Saturday, March 5, 2011

China's anti-austerity program

Premier Wen Jiabao:
In a more than two-hour speech that is China's equivalent to a state-of-the-nation address, Premier Wen Jiabao vowed to boost assistance to working class, rural Chinese and pensioners, build more affordable housing, exempt lower-income citizens from taxes and raise spending on education and health insurance.

Along with increased social spending, Wen said pulling down inflation and closing the wide rich-poor gap were top priorities. He directly linked their urgent resolution to the need to keep people happy and stave off unrest while the government slows the breakneck growth of recent years to a more sustainable level.

"We must make improving the people's lives a pivot linking reform, development and stability ... and make sure people are content with their lives and jobs, society is tranquil and orderly and the country enjoys long-term peace and stability," Wen told the 2,923 delegates gathered in the Great Hall of the People for the opening of the national legislature's annual session.
The article goes on to discuss the pressure the government is on from protestors who may be inspired by events in the middle east to stage a similar mass protest movement in China.  So this could be a pre-emptive move to head off such things, which, if true would be yet another positive spin off effect of the whole chain of events starting with Wikileaks' release of the diplomatic cables.

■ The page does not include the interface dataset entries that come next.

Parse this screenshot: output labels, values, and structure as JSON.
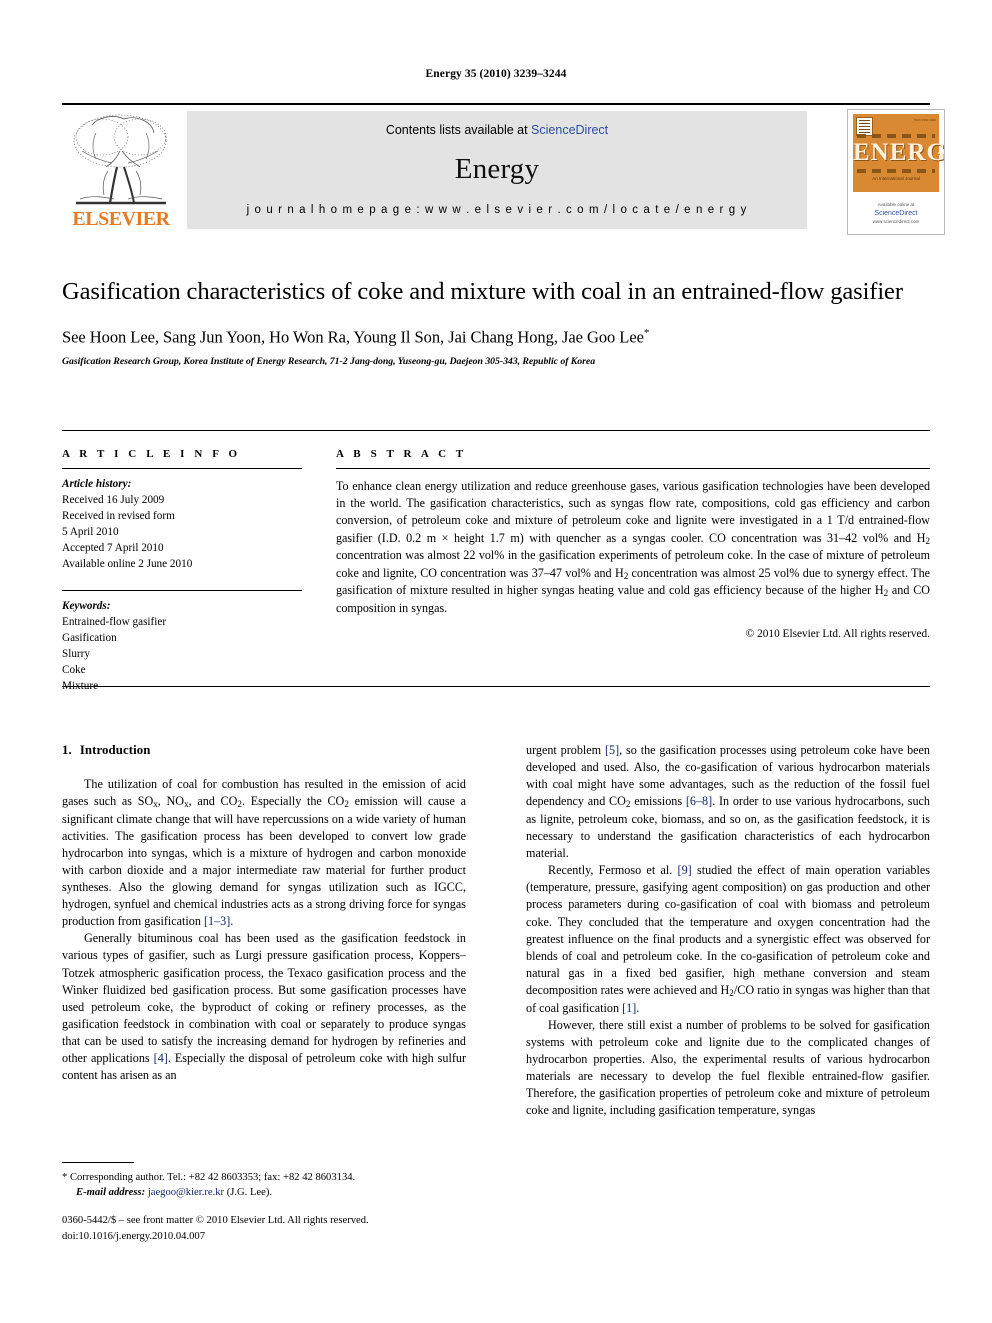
{
  "running_head": "Energy 35 (2010) 3239–3244",
  "masthead": {
    "publisher_name": "ELSEVIER",
    "contents_prefix": "Contents lists available at ",
    "contents_link": "ScienceDirect",
    "journal_name": "Energy",
    "homepage": "j o u r n a l   h o m e p a g e :   w w w . e l s e v i e r . c o m / l o c a t e / e n e r g y",
    "cover": {
      "wordmark": "ENERGY",
      "tagline": "An International Journal",
      "available_line": "Available online at",
      "sciencedirect": "ScienceDirect",
      "url": "www.sciencedirect.com",
      "issn_code": "ISSN 0360-5442"
    }
  },
  "title": "Gasification characteristics of coke and mixture with coal in an entrained-flow gasifier",
  "authors": "See Hoon Lee, Sang Jun Yoon, Ho Won Ra, Young Il Son, Jai Chang Hong, Jae Goo Lee",
  "author_star": "*",
  "affiliation": "Gasification Research Group, Korea Institute of Energy Research, 71-2 Jang-dong, Yuseong-gu, Daejeon 305-343, Republic of Korea",
  "article_info": {
    "heading": "A R T I C L E   I N F O",
    "history_label": "Article history:",
    "history": [
      "Received 16 July 2009",
      "Received in revised form",
      "5 April 2010",
      "Accepted 7 April 2010",
      "Available online 2 June 2010"
    ],
    "keywords_label": "Keywords:",
    "keywords": [
      "Entrained-flow gasifier",
      "Gasification",
      "Slurry",
      "Coke",
      "Mixture"
    ]
  },
  "abstract": {
    "heading": "A B S T R A C T",
    "part1": "To enhance clean energy utilization and reduce greenhouse gases, various gasification technologies have been developed in the world. The gasification characteristics, such as syngas flow rate, compositions, cold gas efficiency and carbon conversion, of petroleum coke and mixture of petroleum coke and lignite were investigated in a 1 T/d entrained-flow gasifier (I.D. 0.2 m × height 1.7 m) with quencher as a syngas cooler. CO concentration was 31–42 vol% and H",
    "sub1": "2",
    "part2": " concentration was almost 22 vol% in the gasification experiments of petroleum coke. In the case of mixture of petroleum coke and lignite, CO concentration was 37–47 vol% and H",
    "sub2": "2",
    "part3": " concentration was almost 25 vol% due to synergy effect. The gasification of mixture resulted in higher syngas heating value and cold gas efficiency because of the higher H",
    "sub3": "2",
    "part4": " and CO composition in syngas.",
    "copyright": "© 2010 Elsevier Ltd. All rights reserved."
  },
  "body": {
    "section_number": "1.",
    "section_title": "Introduction",
    "left": {
      "p1_a": "The utilization of coal for combustion has resulted in the emission of acid gases such as SO",
      "p1_sub_x1": "x",
      "p1_b": ", NO",
      "p1_sub_x2": "x",
      "p1_c": ", and CO",
      "p1_sub_2a": "2",
      "p1_d": ". Especially the CO",
      "p1_sub_2b": "2",
      "p1_e": " emission will cause a significant climate change that will have repercussions on a wide variety of human activities. The gasification process has been developed to convert low grade hydrocarbon into syngas, which is a mixture of hydrogen and carbon monoxide with carbon dioxide and a major intermediate raw material for further product syntheses. Also the glowing demand for syngas utilization such as IGCC, hydrogen, synfuel and chemical industries acts as a strong driving force for syngas production from gasification ",
      "p1_ref": "[1–3]",
      "p1_end": ".",
      "p2_a": "Generally bituminous coal has been used as the gasification feedstock in various types of gasifier, such as Lurgi pressure gasification process, Koppers–Totzek atmospheric gasification process, the Texaco gasification process and the Winker fluidized bed gasification process. But some gasification processes have used petroleum coke, the byproduct of coking or refinery processes, as the gasification feedstock in combination with coal or separately to produce syngas that can be used to satisfy the increasing demand for hydrogen by refineries and other applications ",
      "p2_ref": "[4]",
      "p2_b": ". Especially the disposal of petroleum coke with high sulfur content has arisen as an"
    },
    "right": {
      "p3_a": "urgent problem ",
      "p3_ref1": "[5]",
      "p3_b": ", so the gasification processes using petroleum coke have been developed and used. Also, the co-gasification of various hydrocarbon materials with coal might have some advantages, such as the reduction of the fossil fuel dependency and CO",
      "p3_sub2": "2",
      "p3_c": " emissions ",
      "p3_ref2": "[6–8]",
      "p3_d": ". In order to use various hydrocarbons, such as lignite, petroleum coke, biomass, and so on, as the gasification feedstock, it is necessary to understand the gasification characteristics of each hydrocarbon material.",
      "p4_a": "Recently, Fermoso et al. ",
      "p4_ref1": "[9]",
      "p4_b": " studied the effect of main operation variables (temperature, pressure, gasifying agent composition) on gas production and other process parameters during co-gasification of coal with biomass and petroleum coke. They concluded that the temperature and oxygen concentration had the greatest influence on the final products and a synergistic effect was observed for blends of coal and petroleum coke. In the co-gasification of petroleum coke and natural gas in a fixed bed gasifier, high methane conversion and steam decomposition rates were achieved and H",
      "p4_sub2": "2",
      "p4_c": "/CO ratio in syngas was higher than that of coal gasification ",
      "p4_ref2": "[1]",
      "p4_d": ".",
      "p5": "However, there still exist a number of problems to be solved for gasification systems with petroleum coke and lignite due to the complicated changes of hydrocarbon properties. Also, the experimental results of various hydrocarbon materials are necessary to develop the fuel flexible entrained-flow gasifier. Therefore, the gasification properties of petroleum coke and mixture of petroleum coke and lignite, including gasification temperature, syngas"
    }
  },
  "footnote": {
    "marker": "*",
    "text": " Corresponding author. Tel.: +82 42 8603353; fax: +82 42 8603134.",
    "email_label": "E-mail address:",
    "email": "jaegoo@kier.re.kr",
    "email_suffix": " (J.G. Lee)."
  },
  "footer": {
    "line1": "0360-5442/$ – see front matter © 2010 Elsevier Ltd. All rights reserved.",
    "line2": "doi:10.1016/j.energy.2010.04.007"
  },
  "colors": {
    "elsevier_orange": "#E87B22",
    "link_blue": "#2b4ea2",
    "reference_blue": "#12286b",
    "banner_gray": "#e3e3e3",
    "cover_orange": "#d98931"
  }
}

It's also a reminder that if mighty China's decades old stable autocratic government can be moved by just the threat of protests, more of this can only be good in Europe and North America to achieve the same effect.

1 comment:

  1. For the sake of the Chinese people, I hope that this is more than rhetoric, but I doubt it. I'm no Fukuyaman, but I do think that the dirigisme of the CCP is ultimately doomed to failure. Whatever it pledges now, its own interests will always come first.

    When everything is motoring along smoothly, those interests tend to be pursued in a way that makes things at least tolerable for everyone else. When the regime's management skills falter, though, Dr. Jekyll becomes Mr. Hyde, and short work is made of perceived enemies of the State. It's a highly unstable arrangement, despite its apparent successes to date.